You will soon reveal your price point and marketing plan. This is where the maths has to start working and you should have built a story that makes sense in the mind of the investor.

In this case, we have 90m seniors and perhaps we’ve narrowed it down to three segments with 10m each.
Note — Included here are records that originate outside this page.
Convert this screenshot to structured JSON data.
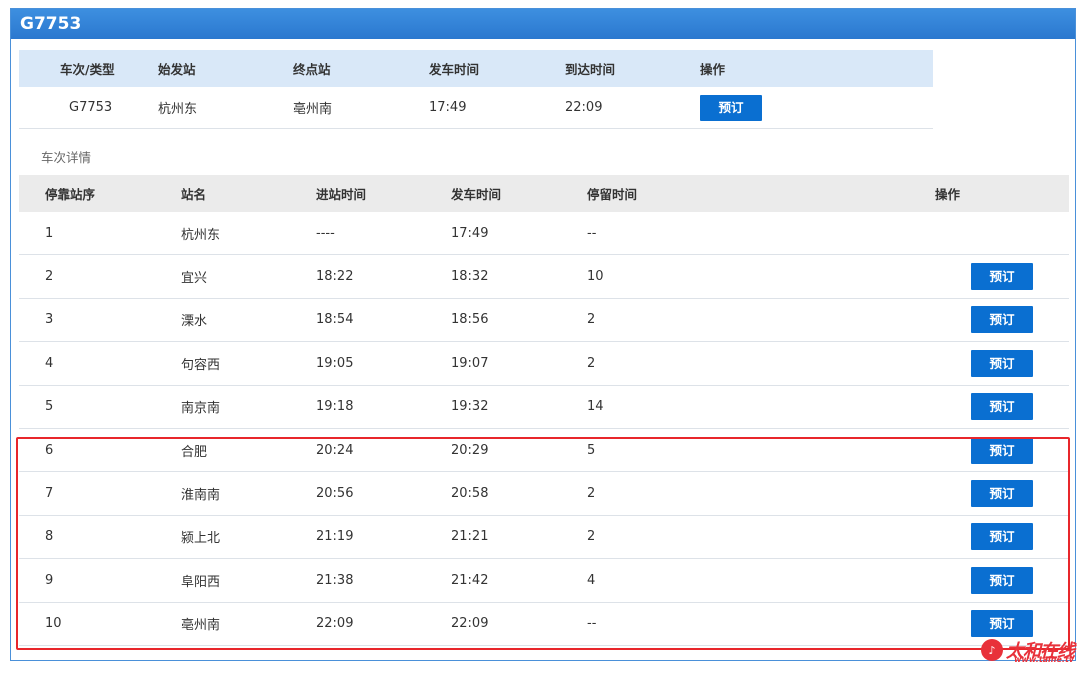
{
  "title": "G7753",
  "summary": {
    "headers": [
      "车次/类型",
      "始发站",
      "终点站",
      "发车时间",
      "到达时间",
      "操作"
    ],
    "row": {
      "train": "G7753",
      "from": "杭州东",
      "to": "亳州南",
      "depart": "17:49",
      "arrive": "22:09",
      "action": "预订"
    }
  },
  "details_label": "车次详情",
  "detail": {
    "headers": [
      "停靠站序",
      "站名",
      "进站时间",
      "发车时间",
      "停留时间",
      "操作"
    ],
    "rows": [
      {
        "seq": "1",
        "station": "杭州东",
        "arrive": "----",
        "depart": "17:49",
        "stay": "--",
        "action": ""
      },
      {
        "seq": "2",
        "station": "宜兴",
        "arrive": "18:22",
        "depart": "18:32",
        "stay": "10",
        "action": "预订"
      },
      {
        "seq": "3",
        "station": "溧水",
        "arrive": "18:54",
        "depart": "18:56",
        "stay": "2",
        "action": "预订"
      },
      {
        "seq": "4",
        "station": "句容西",
        "arrive": "19:05",
        "depart": "19:07",
        "stay": "2",
        "action": "预订"
      },
      {
        "seq": "5",
        "station": "南京南",
        "arrive": "19:18",
        "depart": "19:32",
        "stay": "14",
        "action": "预订"
      },
      {
        "seq": "6",
        "station": "合肥",
        "arrive": "20:24",
        "depart": "20:29",
        "stay": "5",
        "action": "预订"
      },
      {
        "seq": "7",
        "station": "淮南南",
        "arrive": "20:56",
        "depart": "20:58",
        "stay": "2",
        "action": "预订"
      },
      {
        "seq": "8",
        "station": "颍上北",
        "arrive": "21:19",
        "depart": "21:21",
        "stay": "2",
        "action": "预订"
      },
      {
        "seq": "9",
        "station": "阜阳西",
        "arrive": "21:38",
        "depart": "21:42",
        "stay": "4",
        "action": "预订"
      },
      {
        "seq": "10",
        "station": "亳州南",
        "arrive": "22:09",
        "depart": "22:09",
        "stay": "--",
        "action": "预订"
      }
    ]
  },
  "watermark": {
    "text": "太和在线",
    "url": "www.taihe.tv"
  },
  "colors": {
    "title_bar": "#2b78cf",
    "button": "#0a6fd1",
    "highlight": "#e8262b",
    "summary_header": "#d9e8f8",
    "detail_header": "#ebebeb"
  }
}
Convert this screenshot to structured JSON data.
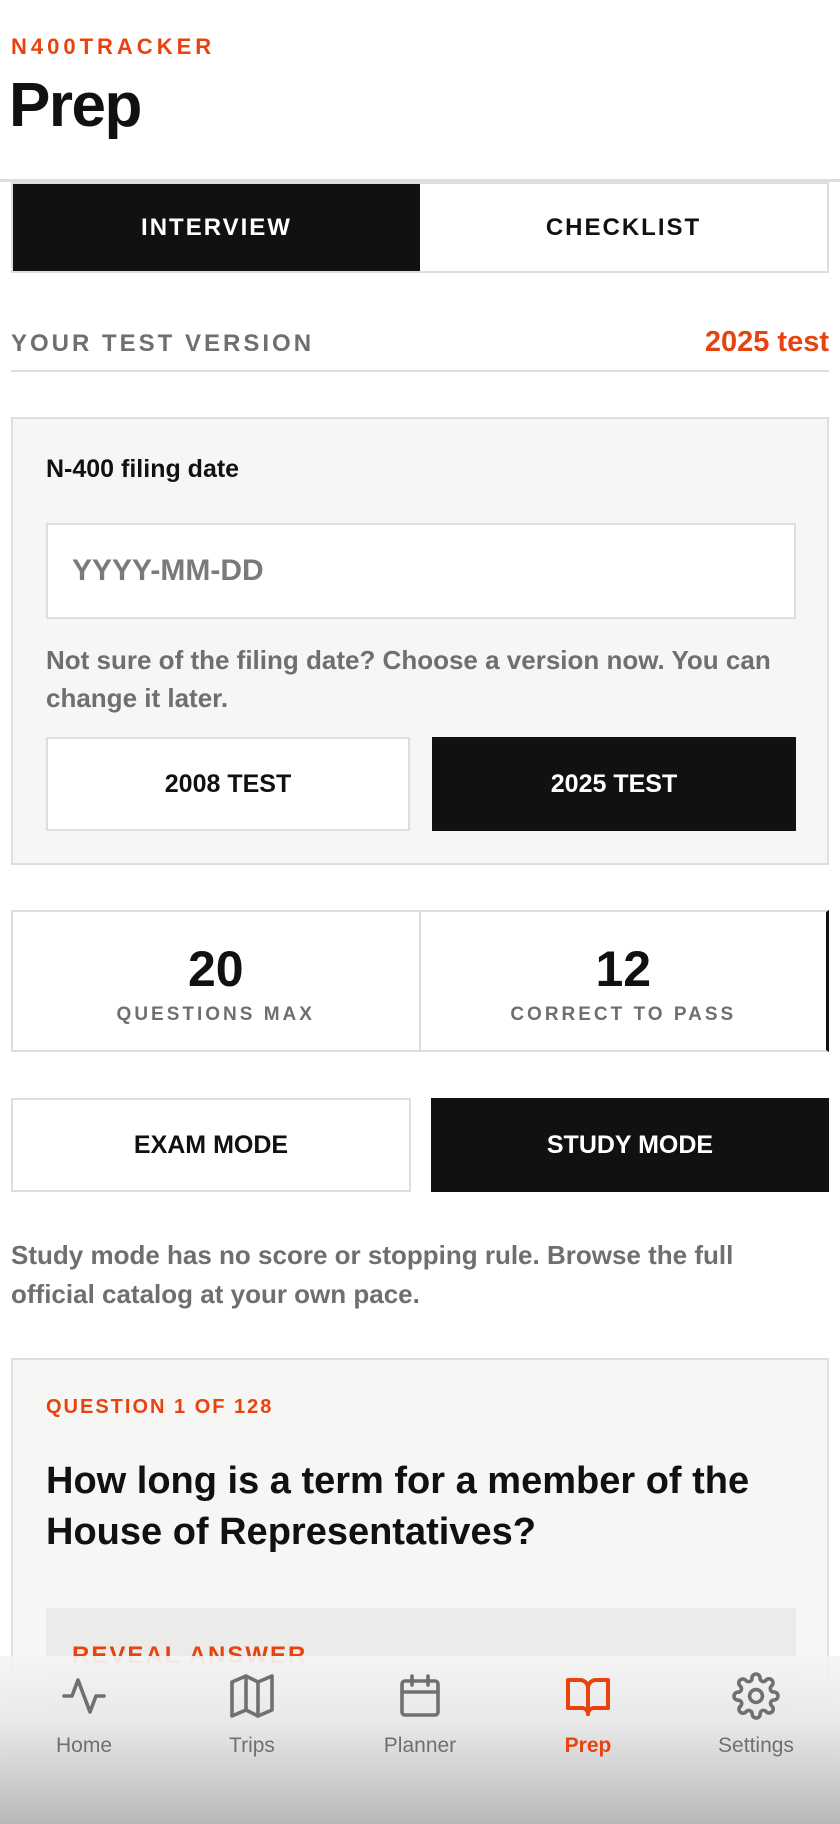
{
  "header": {
    "brand": "N400TRACKER",
    "title": "Prep"
  },
  "tabs": [
    {
      "label": "INTERVIEW",
      "active": true
    },
    {
      "label": "CHECKLIST",
      "active": false
    }
  ],
  "test_version": {
    "label": "YOUR TEST VERSION",
    "value": "2025 test"
  },
  "filing": {
    "label": "N-400 filing date",
    "input_value": "",
    "placeholder": "YYYY-MM-DD",
    "note": "Not sure of the filing date? Choose a version now. You can change it later.",
    "versions": [
      {
        "label": "2008 TEST",
        "selected": false
      },
      {
        "label": "2025 TEST",
        "selected": true
      }
    ]
  },
  "stats": [
    {
      "value": "20",
      "label": "QUESTIONS MAX"
    },
    {
      "value": "12",
      "label": "CORRECT TO PASS"
    }
  ],
  "modes": [
    {
      "label": "EXAM MODE",
      "selected": false
    },
    {
      "label": "STUDY MODE",
      "selected": true
    }
  ],
  "mode_note": "Study mode has no score or stopping rule. Browse the full official catalog at your own pace.",
  "question": {
    "counter": "QUESTION 1 OF 128",
    "text": "How long is a term for a member of the House of Representatives?",
    "reveal_label": "REVEAL ANSWER"
  },
  "nav": [
    {
      "label": "Home",
      "icon": "activity-icon",
      "active": false
    },
    {
      "label": "Trips",
      "icon": "map-icon",
      "active": false
    },
    {
      "label": "Planner",
      "icon": "calendar-icon",
      "active": false
    },
    {
      "label": "Prep",
      "icon": "book-open-icon",
      "active": true
    },
    {
      "label": "Settings",
      "icon": "gear-icon",
      "active": false
    }
  ],
  "colors": {
    "accent": "#e8430f",
    "dark": "#111111",
    "muted": "#6f6f6f",
    "border": "#dedede",
    "card_bg": "#f6f6f5",
    "nav_inactive": "#707070"
  }
}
What’s the lifetime value of the customer?

Your value per customer x the total market = TAM (total addressable market). Most institutional investors are looking at something more than a billion.

While your TAM isn’t the only thing investors look at (it’s one data point), they will definitely pass on ones that are way too small, or incredibly overestimated by an amateurish business assessment.

Once you do the segmentation however, the revenue slices become more obvious and its more relevant if you can hit your numbers.

While you’re building your market opportunity, you should be showcasing and highlighting data that supports your segments who will be interested in your product and become loyal brand consumers.

The Takeaway

Market opportunity can be a powerful tool.

Keep in mind, as you tell the story of your product and segments, investors will do their own maths and if you don’t provide the numbers and intimate knowledge of your audience, you are dead in the water.